- Poster presentation
- Open Access
Amyloid-β drives a type-1 interferon mediated neuro-inflammatory response in Alzheimer’s disease
© Minter et al; licensee BioMed Central Ltd. 2013
Published: 13 September 2013
Neuro-inflammation has been implicated in the progression of both acute and chronic neurological diseases. Resident cells of the central nervous system (CNS) detect soluble amyloid-β (Aβ) through the toll-like receptors (TLRs), involving Myd88 and interferon regulatory factor (IRF) signalling, and triggers pro-inflammatory cytokine release. Type-1 interferons (IFNs) are master regulators of the pro-inflammatory cytokine response, however, their CNS function remains largely unclear. Type-1 IFNs bind their cognate receptor IFNAR1, activating the JAK-STAT signalling pathway. Significantly, this cascade has been implicated as a mediator soluble Aβ1-42-induced toxicity . We have previously demonstrated that removal of IFNAR1, contributes to neuro-protection following Aβ1-42 insult, decreasing type-1 IFN production and apoptosis. This study investigated a role for type-1 IFNs in an AD mouse model and utilised an in vitro approach to analyse TLR signalling as a potential production pathway.
Materials and methods
Total protein brain extracts were prepared from wild-type and B6C3-TgAPPswe, PSEN1ΔE9 (APP/PS1) mice (9 months) with IFNα levels measured by ELISA and phosphorylated Stat-3 (p-Stat-3) by Western blot. Immunohistochemistry was performed on aged brains (13 months) using p-Stat-3, FOX-3a and GFAP antibodies. Primary wild-type and Myd88-/- murine neurons were treated with 2.5µM Aβ1-42 for 24-72 hours and Q-PCR analysed IFNα, IFNβ, IL-1β and IL-6 expression. BE(2)-M17 human neuroblastoma cells were transfected stably with an IRF7 or transiently with an IRF3 knockdown (KD) shRNA plasmid or negative control (NC) plasmid and subjected to 7.5µM Aβ1-42 for 24-96 hours. Q-PCR analysed IFNα and IFNβ expression, Western blot determined p-Stat-3 expression, and an MTS assay assessed cell viability.

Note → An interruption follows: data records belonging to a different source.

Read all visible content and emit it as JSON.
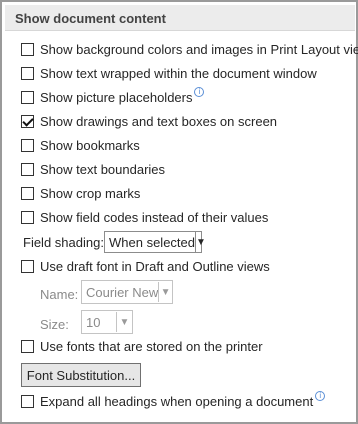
{
  "section": {
    "title": "Show document content"
  },
  "options": {
    "background_colors": {
      "label": "Show background colors and images in Print Layout view",
      "checked": false
    },
    "text_wrapped": {
      "label": "Show text wrapped within the document window",
      "checked": false
    },
    "picture_placeholders": {
      "label": "Show picture placeholders",
      "checked": false
    },
    "drawings_text_boxes": {
      "label": "Show drawings and text boxes on screen",
      "checked": true
    },
    "bookmarks": {
      "label": "Show bookmarks",
      "checked": false
    },
    "text_boundaries": {
      "label": "Show text boundaries",
      "checked": false
    },
    "crop_marks": {
      "label": "Show crop marks",
      "checked": false
    },
    "field_codes": {
      "label": "Show field codes instead of their values",
      "checked": false
    },
    "draft_font": {
      "label": "Use draft font in Draft and Outline views",
      "checked": false
    },
    "printer_fonts": {
      "label": "Use fonts that are stored on the printer",
      "checked": false
    },
    "expand_headings": {
      "label": "Expand all headings when opening a document",
      "checked": false
    }
  },
  "field_shading": {
    "label": "Field shading:",
    "value": "When selected"
  },
  "font_name": {
    "label": "Name:",
    "value": "Courier New"
  },
  "font_size": {
    "label": "Size:",
    "value": "10"
  },
  "font_substitution": {
    "label": "Font Substitution..."
  },
  "icons": {
    "info": "info-icon",
    "dropdown": "chevron-down-icon",
    "check": "checkmark-icon"
  }
}
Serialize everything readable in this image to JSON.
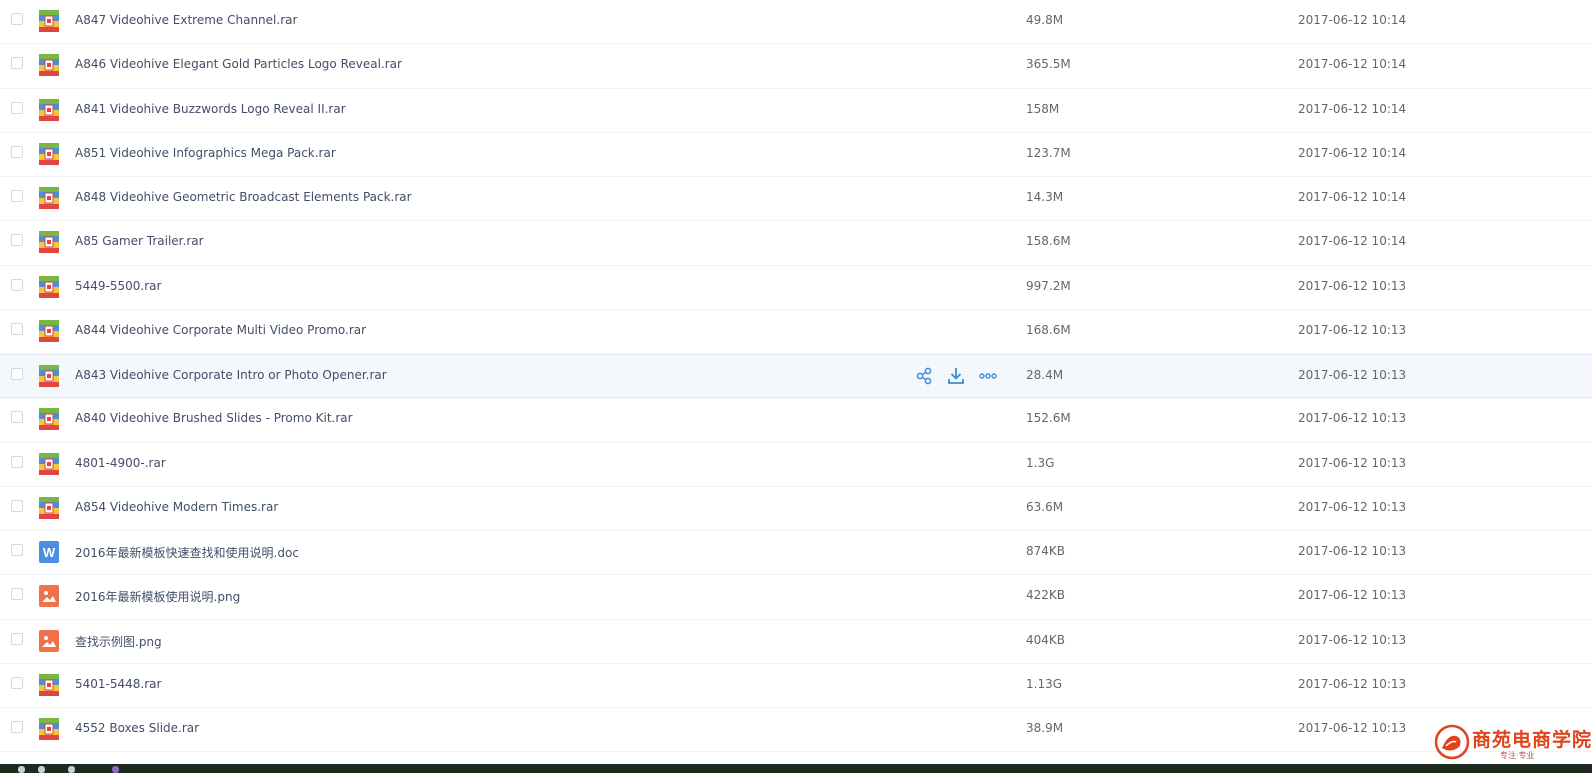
{
  "files": [
    {
      "name": "A847 Videohive Extreme Channel.rar",
      "size": "49.8M",
      "date": "2017-06-12 10:14",
      "type": "rar-icon"
    },
    {
      "name": "A846 Videohive Elegant Gold Particles Logo Reveal.rar",
      "size": "365.5M",
      "date": "2017-06-12 10:14",
      "type": "rar-icon"
    },
    {
      "name": "A841 Videohive Buzzwords Logo Reveal II.rar",
      "size": "158M",
      "date": "2017-06-12 10:14",
      "type": "rar-icon"
    },
    {
      "name": "A851 Videohive Infographics Mega Pack.rar",
      "size": "123.7M",
      "date": "2017-06-12 10:14",
      "type": "rar-icon"
    },
    {
      "name": "A848 Videohive Geometric Broadcast Elements Pack.rar",
      "size": "14.3M",
      "date": "2017-06-12 10:14",
      "type": "rar-icon"
    },
    {
      "name": "A85 Gamer Trailer.rar",
      "size": "158.6M",
      "date": "2017-06-12 10:14",
      "type": "rar-icon"
    },
    {
      "name": "5449-5500.rar",
      "size": "997.2M",
      "date": "2017-06-12 10:13",
      "type": "rar-icon"
    },
    {
      "name": "A844 Videohive Corporate Multi Video Promo.rar",
      "size": "168.6M",
      "date": "2017-06-12 10:13",
      "type": "rar-icon"
    },
    {
      "name": "A843 Videohive Corporate Intro or Photo Opener.rar",
      "size": "28.4M",
      "date": "2017-06-12 10:13",
      "type": "rar-icon"
    },
    {
      "name": "A840 Videohive Brushed Slides - Promo Kit.rar",
      "size": "152.6M",
      "date": "2017-06-12 10:13",
      "type": "rar-icon"
    },
    {
      "name": "4801-4900-.rar",
      "size": "1.3G",
      "date": "2017-06-12 10:13",
      "type": "rar-icon"
    },
    {
      "name": "A854 Videohive Modern Times.rar",
      "size": "63.6M",
      "date": "2017-06-12 10:13",
      "type": "rar-icon"
    },
    {
      "name": "2016年最新模板快速查找和使用说明.doc",
      "size": "874KB",
      "date": "2017-06-12 10:13",
      "type": "word-doc-icon"
    },
    {
      "name": "2016年最新模板使用说明.png",
      "size": "422KB",
      "date": "2017-06-12 10:13",
      "type": "image-file-icon"
    },
    {
      "name": "查找示例图.png",
      "size": "404KB",
      "date": "2017-06-12 10:13",
      "type": "image-file-icon"
    },
    {
      "name": "5401-5448.rar",
      "size": "1.13G",
      "date": "2017-06-12 10:13",
      "type": "rar-icon"
    },
    {
      "name": "4552 Boxes Slide.rar",
      "size": "38.9M",
      "date": "2017-06-12 10:13",
      "type": "rar-icon"
    }
  ],
  "hovered_row_index": 8,
  "row_actions": [
    "share-icon",
    "download-icon",
    "more-icon"
  ],
  "watermark": {
    "title": "商苑电商学院",
    "subtitle": "专注·专业"
  },
  "colors": {
    "accent": "#3b8cd4",
    "hover_row": "#f4f8fd",
    "rar_red": "#e0463f",
    "rar_green": "#78b743",
    "rar_blue": "#4b8fd9",
    "rar_yellow": "#f5c53c",
    "word_blue": "#4a90e2",
    "image_orange": "#f0714a"
  }
}
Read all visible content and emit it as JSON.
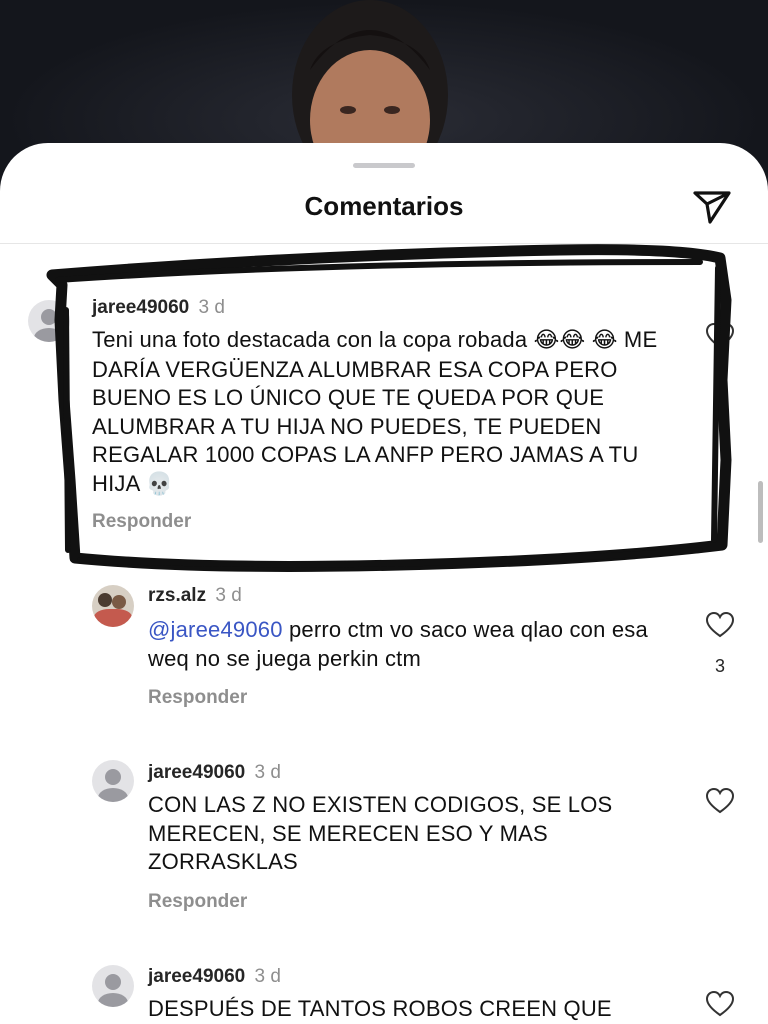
{
  "sheet": {
    "title": "Comentarios"
  },
  "comments": [
    {
      "username": "jaree49060",
      "time": "3 d",
      "text_line1": "Teni una foto destacada con la copa robada ",
      "emoji_laugh": "😂😂",
      "text_line2_emoji": "😂",
      "text_rest": " ME DARÍA VERGÜENZA ALUMBRAR ESA COPA PERO BUENO ES LO ÚNICO QUE TE QUEDA POR QUE ALUMBRAR A TU HIJA NO PUEDES, TE PUEDEN REGALAR 1000 COPAS LA ANFP PERO JAMAS A TU HIJA ",
      "emoji_skull": "💀",
      "reply_label": "Responder"
    },
    {
      "username": "rzs.alz",
      "time": "3 d",
      "mention": "@jaree49060",
      "text": " perro ctm vo saco wea qlao con esa weq no se juega perkin ctm",
      "likes": "3",
      "reply_label": "Responder"
    },
    {
      "username": "jaree49060",
      "time": "3 d",
      "text": "CON LAS Z NO EXISTEN CODIGOS, SE LOS MERECEN, SE MERECEN ESO Y MAS ZORRASKLAS",
      "reply_label": "Responder"
    },
    {
      "username": "jaree49060",
      "time": "3 d",
      "text": "DESPUÉS DE TANTOS ROBOS CREEN QUE"
    }
  ],
  "annotation": {
    "color": "#111111"
  }
}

APP/PS1 brains (9 months) demonstrated a significant 2-fold increase in IFNα protein levels compared to aged matched controls (n=4, P<0.05). Western blot analysis confirmed robust p-Stat-3 in these APP/PS1 brains (n=4). Immunohistochemistry of 13 month brains confirmed co-localisation of p-Stat-3 with the neuronal marker, FOX-3a, not the glial marker, GFAP (n=5). Following Aβ1-42 treatment Myd88-/- neurons showed reduced IFNα (5.3-fold), IFNβ (2.2-fold), IL-1β (2.1-fold) and IL-6 (27.2-fold) expression (n=2, 24hrs). IRF7 KD in M17 cells did not alter the Aβ1-42-induced type-1 IFN response with no change in Aβ1-42 toxicity compared to NC cells (n=3). However, M17 IRF3 KD cells demonstrated reduced IFNα (3.7-fold) and IFNβ (2.3-fold) expression following Aβ1-42 insult (n=3, P<0.05, 24hrs). This correlated with reduced Aβ-induced toxicity compared to NC cells (97.7% vs. 65.2%, 96hrs, n=5, P<0.05).
This study supports a role for type-1 IFN signalling in the pro-inflammatory response generated by Aβ. The data suggests that Aβ-induced type-1 IFN production is TLR-regulated and occurs through an IRF3-dependent mechanism. Modulating these pathways may be beneficial in reducing type-1 IFN production and neuro-inflammation, consequently limiting neuronal damage in AD.
This article is published under license to BioMed Central Ltd. This is an Open Access article distributed under the terms of the Creative Commons Attribution License (http://creativecommons.org/licenses/by/2.0), which permits unrestricted use, distribution, and reproduction in any medium, provided the original work is properly cited.